High Court grants summary judgement to a landlord for non-payment of commercial rent and service charge by a tenant.
In the recent case of Commerz Real Investmentgesellschaft MBH v TFS Stores Ltd  EWHC 863 (Ch) the High Court, Business & Property Courts considered whether a landlord was entitled to sue a tenant for non-payment of rent and service charge where the arrears accrued whilst trading was restricted during the Government’s imposed Covid-19 restrictions.
During the Covid-19 pandemic the Government introduced various temporary measures to protect commercial tenants. Those measures include:
- Preventing the landlord from enforcing a right of re-entry, or forfeiting a business tenancy due to non-payment of rent.
- Restricting the use of commercial rent arrears recovery (CRAR) by increasing the sum that must be outstanding before it can be used.
- Restricting the circumstances in which winding-up petitions can be presented against companies.
However, those protections do not affect the landlord’s right to pursue other action for non-payment of rent, including:
- Claims for debt, occupation rent or damages;
- Claims against a Tenant’s rent deposit; and
- Claiming against guarantors.
In addition, the Government has also published a Code of Practice for Commercial Property Relationships during the Covid-19 Pandemic (“the Code”) to assist discussions between business tenants and landlords relating to rental payments during the COVID-19 pandemic.
The Claimant Landlord was the leasehold owner of a shopping centre in London. The Defendant Tenant had a 5-year lease of a unit in the shopping centre. Due to lockdown restrictions the Tenant had been required to close its shop for significant periods.
The Tenant failed to pay any rent from April 2020 and failed to pay the monthly service charge for April, May, and June 2020.
The lease contained various covenants, including:

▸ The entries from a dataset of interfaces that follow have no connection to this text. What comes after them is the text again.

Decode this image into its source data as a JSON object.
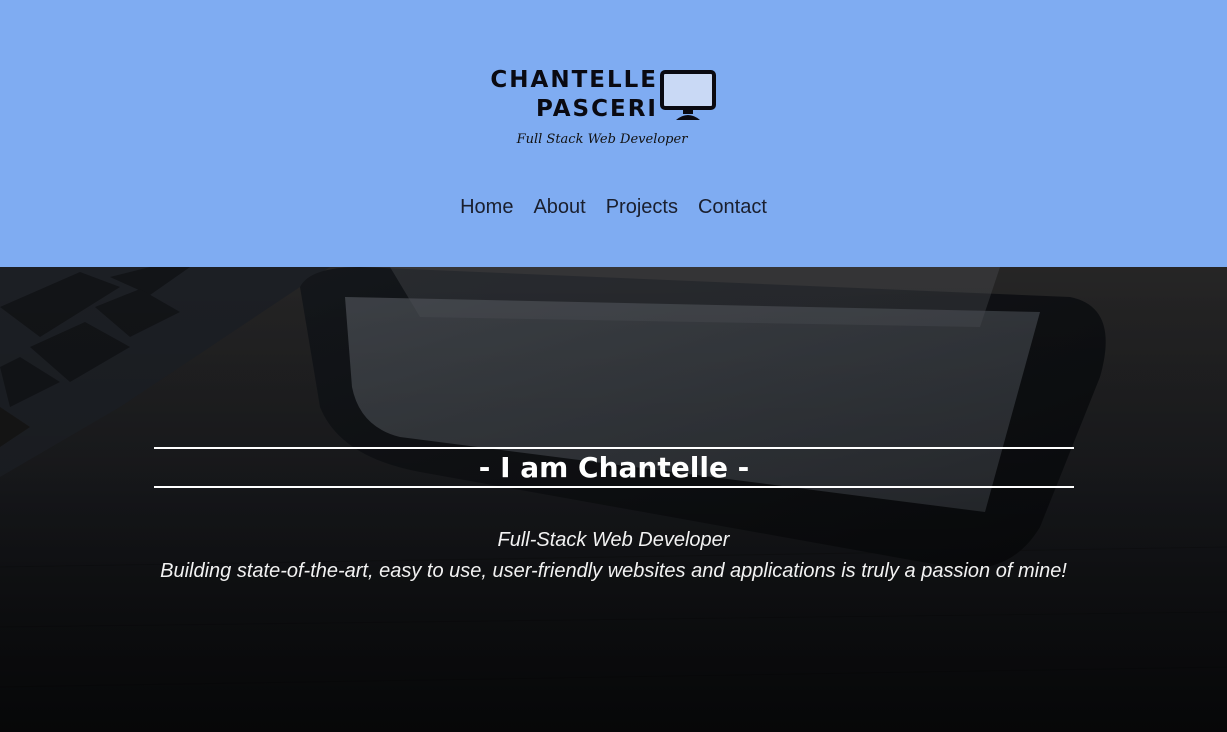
{
  "brand": {
    "name_line1": "CHANTELLE",
    "name_line2": "PASCERI",
    "tagline": "Full Stack Web Developer",
    "logo_icon": "monitor-icon"
  },
  "nav": {
    "items": [
      {
        "label": "Home"
      },
      {
        "label": "About"
      },
      {
        "label": "Projects"
      },
      {
        "label": "Contact"
      }
    ]
  },
  "hero": {
    "title": "- I am Chantelle -",
    "subtitle": "Full-Stack Web Developer",
    "description": "Building state-of-the-art, easy to use, user-friendly websites and applications is truly a passion of mine!",
    "background_image": "laptop-and-tablet-photo"
  },
  "colors": {
    "header_bg": "#7facf2",
    "hero_text": "#ffffff",
    "nav_text": "#1a1f2e"
  }
}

- A covenant that the Tenant shall keep its shop open and actively trade, unless prevented from doing so due to damage by an insured risk, or because doing so would be unlawful.
- An obligation on the Landlord to insure against insured risks “or such risks as the Landlord may consider prudent to insure”.
- A provision that the rent would be suspended if the premises were damaged by an insured risk.
As a result of the Tenant’s failure to pay rent and service charge amounting to over £160,000 the Landlord commenced court proceedings. As part of those proceedings the Landlord applied for summary (early) judgment on the basis that the Tenant had no real prospects of successfully defending the claim, and there was no compelling reason why the claim should proceed to trial.
In response to the Landlord’s claim the Tenant sought to argue that:
- The Code required landlords and tenants to work together. The Tenant had been reliable, but the pandemic had created exceptional circumstances. As such, the Landlord’s claim was started prematurely.
- The Landlord’s claim was an attempt to circumvent measures put in place by the Government for preventing forfeiture, winding up and recovery using CRAR.
- The insurance obligation required the Landlord to insure against loss of rent resulting from forced closures or preventing of access due to a notifiable disease or Government action. Therefore, the Landlord must claim under the loss of rent insurance policy before commencing proceedings against the Tenant.
- The rent suspension provision, when properly considered, applied to the Covid-19 pandemic as the pandemic was a suspending event.
The High Court granted summary judgment for the Landlord. In his judgment Chief Master Marsh addressed the matters raised by the Tenant.
Firstly, whilst the Code encouraged landlords and tenants to take a balanced view, it was not a charter for tenants to avoid paying rent. The High Court dismissed the Tenant’s claim that the claim should go to trial because the Landlord had failed to engage with the Code. The Court determined that there had been significant engagement by the Landlord and, if there was a lack of engagement, it was by the Tenant.
Secondly, whilst there were restrictions on some of the remedies available to a Landlord, issuing a claim and seeking judgment had not been restricted.
As to the Tenant’s argument in relation to insurance, the Court held that the lease made it clear that the Landlord was only required to insure against specific, named risks; there was no obligation to insure against notifiable diseases or Government direction.
But, even if the lease did contain such an obligation, it was not reasonable to expect the Landlord to insure against the Tenant’s losses.
In relation to the rent suspension provision, the Court determined that the provision only applied where there was physical damage to the premises; rent was suspended whilst the premises were reinstated. The Judge stated that there was no basis for alleging that the provision also applied in the event of the premises being closed due to a legal requirement.
It will no doubt come as a relief to commercial landlords that the Court has confirmed that they are still entitled to sue a tenant for rent arrears accrued during the pandemic.
The decision is also helpful in that it confirms that the Code does not affect the legal relationship between a landlord and tenant.
Landlords and tenants have separate insurable interests, and the Tenant’s argument that it was reasonable for the Landlord to insure against the Tenant’s losses failed. Tenants should arrange their own business interruption insurance if they wish to be covered for this type of loss.